Explore Thap Banh It

Along National Highway 1A, heading north to south, past the Ba Di Bridge in the vicinity of Dai Loc Hamlet, Phuoc Hiep Commune, Tuy Phuoc District, Binh Dinh Province, stands out against the blue sky are the ancient towers on a hill to the left. Upon the French’s study of this architectural complex, the towers were named Tour d’Argent (Silver Tower), yet the locals have long referred to them as the Bánh Ít Towers. This is the largest surviving group of Champa ancient towers remaining in Binh Dinh.

The Bánh Ít Tower complex was constructed approximately 1,000 years ago, during the reigns of the two kings, Harivarman IV and V, representing the transitional period of Champa architecture styles from My Son A1 to Binh Dinh styles. The cluster originally had four spires, but based on remaining traces, there were more structures here, now in ruins. The sloping hill faces towards the east. On the path to the main tower, one passes by remnants of two layers of brick and stone walls, resembling a gateway. Beyond the gate is a courtyard, where traces of the surrounding wall protecting the central area remain.
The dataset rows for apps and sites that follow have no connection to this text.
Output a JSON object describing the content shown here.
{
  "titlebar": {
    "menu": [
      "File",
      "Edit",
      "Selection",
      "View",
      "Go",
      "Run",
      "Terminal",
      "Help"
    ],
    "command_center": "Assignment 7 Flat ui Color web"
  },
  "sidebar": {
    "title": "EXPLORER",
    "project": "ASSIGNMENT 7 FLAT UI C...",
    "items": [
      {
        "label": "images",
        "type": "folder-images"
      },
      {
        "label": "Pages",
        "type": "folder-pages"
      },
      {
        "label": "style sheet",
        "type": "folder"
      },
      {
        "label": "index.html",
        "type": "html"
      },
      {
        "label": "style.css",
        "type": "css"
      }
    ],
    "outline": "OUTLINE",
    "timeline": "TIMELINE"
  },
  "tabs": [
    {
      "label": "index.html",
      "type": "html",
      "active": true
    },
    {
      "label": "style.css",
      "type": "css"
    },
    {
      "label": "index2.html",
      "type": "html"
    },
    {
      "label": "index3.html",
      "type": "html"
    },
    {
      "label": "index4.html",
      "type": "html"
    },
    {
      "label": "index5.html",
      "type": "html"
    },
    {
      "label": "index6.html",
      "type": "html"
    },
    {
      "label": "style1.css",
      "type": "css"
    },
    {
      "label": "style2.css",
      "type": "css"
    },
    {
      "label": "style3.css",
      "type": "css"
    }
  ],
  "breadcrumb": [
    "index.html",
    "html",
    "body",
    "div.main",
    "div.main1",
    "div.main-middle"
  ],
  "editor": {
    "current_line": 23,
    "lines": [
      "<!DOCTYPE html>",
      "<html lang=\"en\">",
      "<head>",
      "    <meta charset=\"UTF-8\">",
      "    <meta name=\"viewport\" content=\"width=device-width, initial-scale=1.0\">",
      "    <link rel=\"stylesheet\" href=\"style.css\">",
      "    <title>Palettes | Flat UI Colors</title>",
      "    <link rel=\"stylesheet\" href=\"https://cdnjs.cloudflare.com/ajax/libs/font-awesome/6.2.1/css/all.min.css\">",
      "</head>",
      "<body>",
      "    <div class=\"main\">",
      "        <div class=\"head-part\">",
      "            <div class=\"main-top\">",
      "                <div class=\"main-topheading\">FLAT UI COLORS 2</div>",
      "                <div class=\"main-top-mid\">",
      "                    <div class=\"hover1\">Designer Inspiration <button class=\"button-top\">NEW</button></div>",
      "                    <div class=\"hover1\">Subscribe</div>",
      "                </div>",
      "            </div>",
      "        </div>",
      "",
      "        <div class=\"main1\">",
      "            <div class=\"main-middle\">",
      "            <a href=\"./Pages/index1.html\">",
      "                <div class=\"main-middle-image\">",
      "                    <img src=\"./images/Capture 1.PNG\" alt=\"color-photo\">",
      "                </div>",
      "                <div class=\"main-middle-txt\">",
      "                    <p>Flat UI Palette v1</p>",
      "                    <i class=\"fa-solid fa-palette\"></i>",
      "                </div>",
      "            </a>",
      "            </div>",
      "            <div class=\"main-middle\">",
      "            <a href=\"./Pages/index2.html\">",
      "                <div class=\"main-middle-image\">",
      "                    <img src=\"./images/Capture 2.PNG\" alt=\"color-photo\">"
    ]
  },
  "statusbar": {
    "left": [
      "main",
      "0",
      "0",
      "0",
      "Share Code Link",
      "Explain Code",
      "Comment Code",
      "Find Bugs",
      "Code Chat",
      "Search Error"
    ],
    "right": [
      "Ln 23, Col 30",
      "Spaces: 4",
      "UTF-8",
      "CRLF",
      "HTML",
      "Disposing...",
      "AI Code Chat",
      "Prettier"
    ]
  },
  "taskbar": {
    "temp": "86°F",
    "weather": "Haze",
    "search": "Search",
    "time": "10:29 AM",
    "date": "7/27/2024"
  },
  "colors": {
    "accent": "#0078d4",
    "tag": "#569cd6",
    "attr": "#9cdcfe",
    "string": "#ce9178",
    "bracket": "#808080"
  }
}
The main tower (on the right) stands approximately 20m tall at the hilltop, with a square base, each side measuring 11m. The tower is decorated quite beautifully. The tower’s body consists of 5 slender columns, with most of the ornamentation concentrated at the entrance. The main door faces east, protruding about 2m from the wall’s surface. The door arch is shaped like a double-layered pointed hat with intertwined spiral patterns. In the center of the arch is a kala motif. The main door is also adorned with bas-reliefs depicting Ganesha (the elephant-headed deity symbolizing happiness and good luck) and Hanuman (the monkey deity).

The southern tower adjacent to the main tower is approximately 12m long, 5m wide, and 10m tall. The roof of the tower is boat-shaped (or saddle-shaped), concave in the middle and arching upwards at both ends, resembling the roof of a communal house of the Central Highlands people. The tower’s body is decorated with bas-reliefs of human figures, animals, birds, and floral patterns.

Two other subsidiary towers were constructed with distinct architectural styles, showcasing the diversity and richness of the Bánh Ít tower complex. Pictured here is the gate tower, behind which is the main tower and the boat-roofed tower in the distance.

Standing in the tower courtyard, on a scorching June day, what remains with visitors is the feeling of a timeless pause amidst the vastness of the earth and sky. Below the hill is a rural village, a stream. Above, the endless blue sky and the scorching sun.

Standing beside these thousand-year-old towers, amidst the moss-covered walls, with vivid statues and lively bas-reliefs depicting Champa’s ancient beliefs and aesthetic senses, amidst the quietness of the mountains and hills, with only the sound of wind rustling in the ears and occasionally the strange chirping of the local bird called “to le,” the squeaking of bats nesting on the tower’s peak… Visitors experience profound contemplative moments.

In terms of artistic works, among the remaining Cham tower relics in Vietnam, Bánh Ít is a unique architectural complex, a site of high artistic value. Currently, all valuable artifacts have been moved to museums for display. Mr. Dung, a guard at the Bánh Ít Towers, mentioned that when he was younger, there were statues and worship items in the towers. Nowadays, the towers are no longer places of worship as before, yet occasionally, people come to light incense.